The surviving members of the deportation are forcibly moved again in the spring of 1942, and put to death in the camps the same year.
While in Sweden, Meyring works as a volunteer with the Emigrantenselbsthilfe, the Rescue Service for German-Jewish migrants. As her passport from a non-existent state is invalid, she applies for an alien’s passport, which is accepted, but it has to be renewed every six months. Until the end of the war, she reports intending to leave the country, but with the fate of the German Jews, Stettin turning into Szczecin, her homeland and home town cease to exist. She now applies for a residence permit (p. 199: we read 1940, but the correct year is 1946!), intending to stay in Sweden, and in 1949 she applies for Swedish citizenship, enclosing her life story and recommendations from a number of prominent people. A very detailed report from the Stockholm police, based on the application and a personal inquiry, and containing only positive information, is sent to the Stockholm Governor’s Office for a decision which, in an “obedient pronouncement”, rejects the application, because she “enjoys financial support for her livelihood”. After a long bureaucratic delay, a new application is made, showing that the financial support is minimal and that she is living within very modest means.
She was finally granted Swedish citizenship by the Swedish Minister of Justice on March 9, 1951. She died on December 17, 1967, in Nytorp in the Jewish Home for the Aged in Southern Stockholm, and is buried in the Jewish section of the Southern Cemetery.
Elsa Meyring’s own story, the comments by Müssener and Wilhelmus about political conditions in Germany and Sweden, and the many bureaucratic documents give a moving and exciting account of the life of a minor figure yet an extraordinary person, and also of the circumstances surrounding her life in two countries during World War II. ≈

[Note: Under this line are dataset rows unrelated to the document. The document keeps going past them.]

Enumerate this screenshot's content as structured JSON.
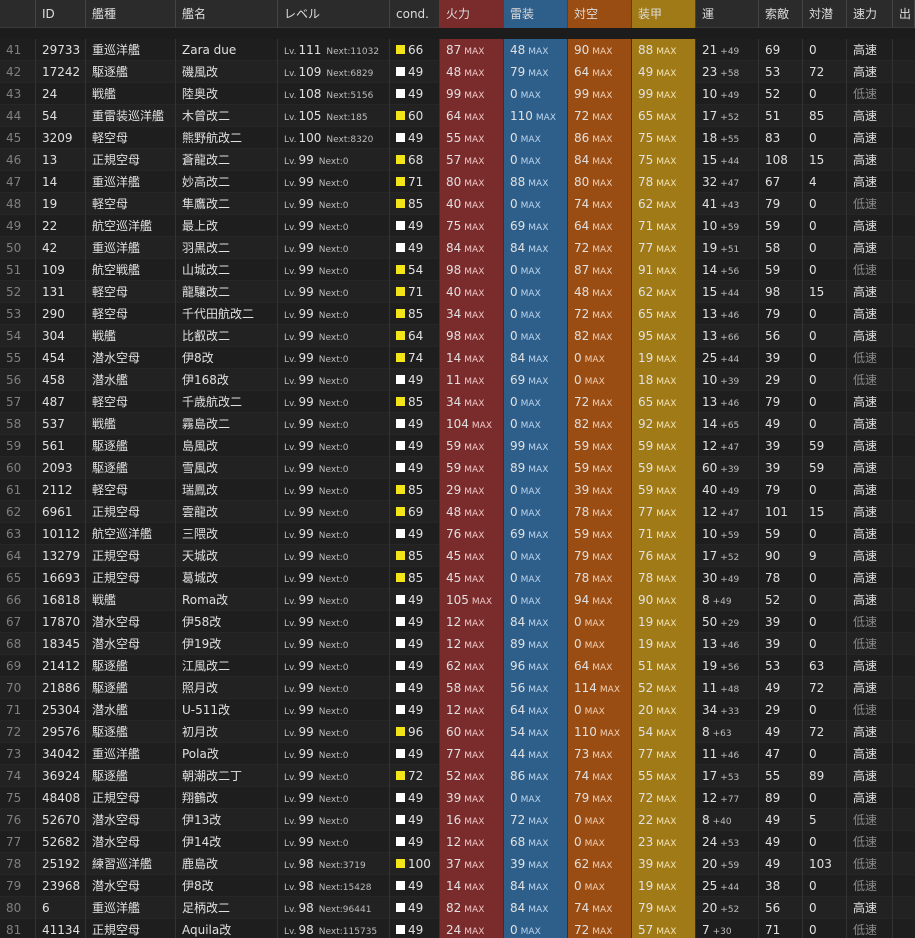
{
  "header": {
    "no": "",
    "id": "ID",
    "type": "艦種",
    "name": "艦名",
    "level": "レベル",
    "cond": "cond.",
    "fire": "火力",
    "torpedo": "雷装",
    "aa": "対空",
    "armor": "装甲",
    "luck": "運",
    "scout": "索敵",
    "asw": "対潜",
    "speed": "速力",
    "out": "出"
  },
  "labels": {
    "lv_prefix": "Lv.",
    "next_prefix": "Next:",
    "max": "MAX"
  },
  "colors": {
    "cond_white": "#ffffff",
    "cond_yellow": "#f4e41a",
    "fire": "#7a2b2b",
    "torpedo": "#2e5f8a",
    "aa": "#9a4d12",
    "armor": "#a07a16"
  },
  "rows": [
    {
      "no": "41",
      "id": "29733",
      "type": "重巡洋艦",
      "name": "Zara due",
      "lv": "111",
      "next": "11032",
      "cond": "66",
      "cc": "y",
      "fire": "87",
      "torp": "48",
      "aa": "90",
      "armor": "88",
      "luck": "21",
      "luckp": "+49",
      "scout": "69",
      "asw": "0",
      "speed": "高速"
    },
    {
      "no": "42",
      "id": "17242",
      "type": "駆逐艦",
      "name": "磯風改",
      "lv": "109",
      "next": "6829",
      "cond": "49",
      "cc": "w",
      "fire": "48",
      "torp": "79",
      "aa": "64",
      "armor": "49",
      "luck": "23",
      "luckp": "+58",
      "scout": "53",
      "asw": "72",
      "speed": "高速"
    },
    {
      "no": "43",
      "id": "24",
      "type": "戦艦",
      "name": "陸奥改",
      "lv": "108",
      "next": "5156",
      "cond": "49",
      "cc": "w",
      "fire": "99",
      "torp": "0",
      "aa": "99",
      "armor": "99",
      "luck": "10",
      "luckp": "+49",
      "scout": "52",
      "asw": "0",
      "speed": "低速"
    },
    {
      "no": "44",
      "id": "54",
      "type": "重雷装巡洋艦",
      "name": "木曾改二",
      "lv": "105",
      "next": "185",
      "cond": "60",
      "cc": "y",
      "fire": "64",
      "torp": "110",
      "aa": "72",
      "armor": "65",
      "luck": "17",
      "luckp": "+52",
      "scout": "51",
      "asw": "85",
      "speed": "高速"
    },
    {
      "no": "45",
      "id": "3209",
      "type": "軽空母",
      "name": "熊野航改二",
      "lv": "100",
      "next": "8320",
      "cond": "49",
      "cc": "w",
      "fire": "55",
      "torp": "0",
      "aa": "86",
      "armor": "75",
      "luck": "18",
      "luckp": "+55",
      "scout": "83",
      "asw": "0",
      "speed": "高速"
    },
    {
      "no": "46",
      "id": "13",
      "type": "正規空母",
      "name": "蒼龍改二",
      "lv": "99",
      "next": "0",
      "cond": "68",
      "cc": "y",
      "fire": "57",
      "torp": "0",
      "aa": "84",
      "armor": "75",
      "luck": "15",
      "luckp": "+44",
      "scout": "108",
      "asw": "15",
      "speed": "高速"
    },
    {
      "no": "47",
      "id": "14",
      "type": "重巡洋艦",
      "name": "妙高改二",
      "lv": "99",
      "next": "0",
      "cond": "71",
      "cc": "y",
      "fire": "80",
      "torp": "88",
      "aa": "80",
      "armor": "78",
      "luck": "32",
      "luckp": "+47",
      "scout": "67",
      "asw": "4",
      "speed": "高速"
    },
    {
      "no": "48",
      "id": "19",
      "type": "軽空母",
      "name": "隼鷹改二",
      "lv": "99",
      "next": "0",
      "cond": "85",
      "cc": "y",
      "fire": "40",
      "torp": "0",
      "aa": "74",
      "armor": "62",
      "luck": "41",
      "luckp": "+43",
      "scout": "79",
      "asw": "0",
      "speed": "低速"
    },
    {
      "no": "49",
      "id": "22",
      "type": "航空巡洋艦",
      "name": "最上改",
      "lv": "99",
      "next": "0",
      "cond": "49",
      "cc": "w",
      "fire": "75",
      "torp": "69",
      "aa": "64",
      "armor": "71",
      "luck": "10",
      "luckp": "+59",
      "scout": "59",
      "asw": "0",
      "speed": "高速"
    },
    {
      "no": "50",
      "id": "42",
      "type": "重巡洋艦",
      "name": "羽黒改二",
      "lv": "99",
      "next": "0",
      "cond": "49",
      "cc": "w",
      "fire": "84",
      "torp": "84",
      "aa": "72",
      "armor": "77",
      "luck": "19",
      "luckp": "+51",
      "scout": "58",
      "asw": "0",
      "speed": "高速"
    },
    {
      "no": "51",
      "id": "109",
      "type": "航空戦艦",
      "name": "山城改二",
      "lv": "99",
      "next": "0",
      "cond": "54",
      "cc": "y",
      "fire": "98",
      "torp": "0",
      "aa": "87",
      "armor": "91",
      "luck": "14",
      "luckp": "+56",
      "scout": "59",
      "asw": "0",
      "speed": "低速"
    },
    {
      "no": "52",
      "id": "131",
      "type": "軽空母",
      "name": "龍驤改二",
      "lv": "99",
      "next": "0",
      "cond": "71",
      "cc": "y",
      "fire": "40",
      "torp": "0",
      "aa": "48",
      "armor": "62",
      "luck": "15",
      "luckp": "+44",
      "scout": "98",
      "asw": "15",
      "speed": "高速"
    },
    {
      "no": "53",
      "id": "290",
      "type": "軽空母",
      "name": "千代田航改二",
      "lv": "99",
      "next": "0",
      "cond": "85",
      "cc": "y",
      "fire": "34",
      "torp": "0",
      "aa": "72",
      "armor": "65",
      "luck": "13",
      "luckp": "+46",
      "scout": "79",
      "asw": "0",
      "speed": "高速"
    },
    {
      "no": "54",
      "id": "304",
      "type": "戦艦",
      "name": "比叡改二",
      "lv": "99",
      "next": "0",
      "cond": "64",
      "cc": "y",
      "fire": "98",
      "torp": "0",
      "aa": "82",
      "armor": "95",
      "luck": "13",
      "luckp": "+66",
      "scout": "56",
      "asw": "0",
      "speed": "高速"
    },
    {
      "no": "55",
      "id": "454",
      "type": "潜水空母",
      "name": "伊8改",
      "lv": "99",
      "next": "0",
      "cond": "74",
      "cc": "y",
      "fire": "14",
      "torp": "84",
      "aa": "0",
      "armor": "19",
      "luck": "25",
      "luckp": "+44",
      "scout": "39",
      "asw": "0",
      "speed": "低速"
    },
    {
      "no": "56",
      "id": "458",
      "type": "潜水艦",
      "name": "伊168改",
      "lv": "99",
      "next": "0",
      "cond": "49",
      "cc": "w",
      "fire": "11",
      "torp": "69",
      "aa": "0",
      "armor": "18",
      "luck": "10",
      "luckp": "+39",
      "scout": "29",
      "asw": "0",
      "speed": "低速"
    },
    {
      "no": "57",
      "id": "487",
      "type": "軽空母",
      "name": "千歳航改二",
      "lv": "99",
      "next": "0",
      "cond": "85",
      "cc": "y",
      "fire": "34",
      "torp": "0",
      "aa": "72",
      "armor": "65",
      "luck": "13",
      "luckp": "+46",
      "scout": "79",
      "asw": "0",
      "speed": "高速"
    },
    {
      "no": "58",
      "id": "537",
      "type": "戦艦",
      "name": "霧島改二",
      "lv": "99",
      "next": "0",
      "cond": "49",
      "cc": "w",
      "fire": "104",
      "torp": "0",
      "aa": "82",
      "armor": "92",
      "luck": "14",
      "luckp": "+65",
      "scout": "49",
      "asw": "0",
      "speed": "高速"
    },
    {
      "no": "59",
      "id": "561",
      "type": "駆逐艦",
      "name": "島風改",
      "lv": "99",
      "next": "0",
      "cond": "49",
      "cc": "w",
      "fire": "59",
      "torp": "99",
      "aa": "59",
      "armor": "59",
      "luck": "12",
      "luckp": "+47",
      "scout": "39",
      "asw": "59",
      "speed": "高速"
    },
    {
      "no": "60",
      "id": "2093",
      "type": "駆逐艦",
      "name": "雪風改",
      "lv": "99",
      "next": "0",
      "cond": "49",
      "cc": "w",
      "fire": "59",
      "torp": "89",
      "aa": "59",
      "armor": "59",
      "luck": "60",
      "luckp": "+39",
      "scout": "39",
      "asw": "59",
      "speed": "高速"
    },
    {
      "no": "61",
      "id": "2112",
      "type": "軽空母",
      "name": "瑞鳳改",
      "lv": "99",
      "next": "0",
      "cond": "85",
      "cc": "y",
      "fire": "29",
      "torp": "0",
      "aa": "39",
      "armor": "59",
      "luck": "40",
      "luckp": "+49",
      "scout": "79",
      "asw": "0",
      "speed": "高速"
    },
    {
      "no": "62",
      "id": "6961",
      "type": "正規空母",
      "name": "雲龍改",
      "lv": "99",
      "next": "0",
      "cond": "69",
      "cc": "y",
      "fire": "48",
      "torp": "0",
      "aa": "78",
      "armor": "77",
      "luck": "12",
      "luckp": "+47",
      "scout": "101",
      "asw": "15",
      "speed": "高速"
    },
    {
      "no": "63",
      "id": "10112",
      "type": "航空巡洋艦",
      "name": "三隈改",
      "lv": "99",
      "next": "0",
      "cond": "49",
      "cc": "w",
      "fire": "76",
      "torp": "69",
      "aa": "59",
      "armor": "71",
      "luck": "10",
      "luckp": "+59",
      "scout": "59",
      "asw": "0",
      "speed": "高速"
    },
    {
      "no": "64",
      "id": "13279",
      "type": "正規空母",
      "name": "天城改",
      "lv": "99",
      "next": "0",
      "cond": "85",
      "cc": "y",
      "fire": "45",
      "torp": "0",
      "aa": "79",
      "armor": "76",
      "luck": "17",
      "luckp": "+52",
      "scout": "90",
      "asw": "9",
      "speed": "高速"
    },
    {
      "no": "65",
      "id": "16693",
      "type": "正規空母",
      "name": "葛城改",
      "lv": "99",
      "next": "0",
      "cond": "85",
      "cc": "y",
      "fire": "45",
      "torp": "0",
      "aa": "78",
      "armor": "78",
      "luck": "30",
      "luckp": "+49",
      "scout": "78",
      "asw": "0",
      "speed": "高速"
    },
    {
      "no": "66",
      "id": "16818",
      "type": "戦艦",
      "name": "Roma改",
      "lv": "99",
      "next": "0",
      "cond": "49",
      "cc": "w",
      "fire": "105",
      "torp": "0",
      "aa": "94",
      "armor": "90",
      "luck": "8",
      "luckp": "+49",
      "scout": "52",
      "asw": "0",
      "speed": "高速"
    },
    {
      "no": "67",
      "id": "17870",
      "type": "潜水空母",
      "name": "伊58改",
      "lv": "99",
      "next": "0",
      "cond": "49",
      "cc": "w",
      "fire": "12",
      "torp": "84",
      "aa": "0",
      "armor": "19",
      "luck": "50",
      "luckp": "+29",
      "scout": "39",
      "asw": "0",
      "speed": "低速"
    },
    {
      "no": "68",
      "id": "18345",
      "type": "潜水空母",
      "name": "伊19改",
      "lv": "99",
      "next": "0",
      "cond": "49",
      "cc": "w",
      "fire": "12",
      "torp": "89",
      "aa": "0",
      "armor": "19",
      "luck": "13",
      "luckp": "+46",
      "scout": "39",
      "asw": "0",
      "speed": "低速"
    },
    {
      "no": "69",
      "id": "21412",
      "type": "駆逐艦",
      "name": "江風改二",
      "lv": "99",
      "next": "0",
      "cond": "49",
      "cc": "w",
      "fire": "62",
      "torp": "96",
      "aa": "64",
      "armor": "51",
      "luck": "19",
      "luckp": "+56",
      "scout": "53",
      "asw": "63",
      "speed": "高速"
    },
    {
      "no": "70",
      "id": "21886",
      "type": "駆逐艦",
      "name": "照月改",
      "lv": "99",
      "next": "0",
      "cond": "49",
      "cc": "w",
      "fire": "58",
      "torp": "56",
      "aa": "114",
      "armor": "52",
      "luck": "11",
      "luckp": "+48",
      "scout": "49",
      "asw": "72",
      "speed": "高速"
    },
    {
      "no": "71",
      "id": "25304",
      "type": "潜水艦",
      "name": "U-511改",
      "lv": "99",
      "next": "0",
      "cond": "49",
      "cc": "w",
      "fire": "12",
      "torp": "64",
      "aa": "0",
      "armor": "20",
      "luck": "34",
      "luckp": "+33",
      "scout": "29",
      "asw": "0",
      "speed": "低速"
    },
    {
      "no": "72",
      "id": "29576",
      "type": "駆逐艦",
      "name": "初月改",
      "lv": "99",
      "next": "0",
      "cond": "96",
      "cc": "y",
      "fire": "60",
      "torp": "54",
      "aa": "110",
      "armor": "54",
      "luck": "8",
      "luckp": "+63",
      "scout": "49",
      "asw": "72",
      "speed": "高速"
    },
    {
      "no": "73",
      "id": "34042",
      "type": "重巡洋艦",
      "name": "Pola改",
      "lv": "99",
      "next": "0",
      "cond": "49",
      "cc": "w",
      "fire": "77",
      "torp": "44",
      "aa": "73",
      "armor": "77",
      "luck": "11",
      "luckp": "+46",
      "scout": "47",
      "asw": "0",
      "speed": "高速"
    },
    {
      "no": "74",
      "id": "36924",
      "type": "駆逐艦",
      "name": "朝潮改二丁",
      "lv": "99",
      "next": "0",
      "cond": "72",
      "cc": "y",
      "fire": "52",
      "torp": "86",
      "aa": "74",
      "armor": "55",
      "luck": "17",
      "luckp": "+53",
      "scout": "55",
      "asw": "89",
      "speed": "高速"
    },
    {
      "no": "75",
      "id": "48408",
      "type": "正規空母",
      "name": "翔鶴改",
      "lv": "99",
      "next": "0",
      "cond": "49",
      "cc": "w",
      "fire": "39",
      "torp": "0",
      "aa": "79",
      "armor": "72",
      "luck": "12",
      "luckp": "+77",
      "scout": "89",
      "asw": "0",
      "speed": "高速"
    },
    {
      "no": "76",
      "id": "52670",
      "type": "潜水空母",
      "name": "伊13改",
      "lv": "99",
      "next": "0",
      "cond": "49",
      "cc": "w",
      "fire": "16",
      "torp": "72",
      "aa": "0",
      "armor": "22",
      "luck": "8",
      "luckp": "+40",
      "scout": "49",
      "asw": "5",
      "speed": "低速"
    },
    {
      "no": "77",
      "id": "52682",
      "type": "潜水空母",
      "name": "伊14改",
      "lv": "99",
      "next": "0",
      "cond": "49",
      "cc": "w",
      "fire": "12",
      "torp": "68",
      "aa": "0",
      "armor": "23",
      "luck": "24",
      "luckp": "+53",
      "scout": "49",
      "asw": "0",
      "speed": "低速"
    },
    {
      "no": "78",
      "id": "25192",
      "type": "練習巡洋艦",
      "name": "鹿島改",
      "lv": "98",
      "next": "3719",
      "cond": "100",
      "cc": "y",
      "fire": "37",
      "torp": "39",
      "aa": "62",
      "armor": "39",
      "luck": "20",
      "luckp": "+59",
      "scout": "49",
      "asw": "103",
      "speed": "低速"
    },
    {
      "no": "79",
      "id": "23968",
      "type": "潜水空母",
      "name": "伊8改",
      "lv": "98",
      "next": "15428",
      "cond": "49",
      "cc": "w",
      "fire": "14",
      "torp": "84",
      "aa": "0",
      "armor": "19",
      "luck": "25",
      "luckp": "+44",
      "scout": "38",
      "asw": "0",
      "speed": "低速"
    },
    {
      "no": "80",
      "id": "6",
      "type": "重巡洋艦",
      "name": "足柄改二",
      "lv": "98",
      "next": "96441",
      "cond": "49",
      "cc": "w",
      "fire": "82",
      "torp": "84",
      "aa": "74",
      "armor": "79",
      "luck": "20",
      "luckp": "+52",
      "scout": "56",
      "asw": "0",
      "speed": "高速"
    },
    {
      "no": "81",
      "id": "41134",
      "type": "正規空母",
      "name": "Aquila改",
      "lv": "98",
      "next": "115735",
      "cond": "49",
      "cc": "w",
      "fire": "24",
      "torp": "0",
      "aa": "72",
      "armor": "57",
      "luck": "7",
      "luckp": "+30",
      "scout": "71",
      "asw": "0",
      "speed": "低速"
    }
  ]
}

1 The official Swedish handling of Jewish immigration is treated in detail in a recent doctoral dissertation by Pontus Rudberg: The Swedish Jews and the Victims of Nazi terror, 1933—1945 (Uppsala: Acta Universitatis Upsaliensis 2015), 253.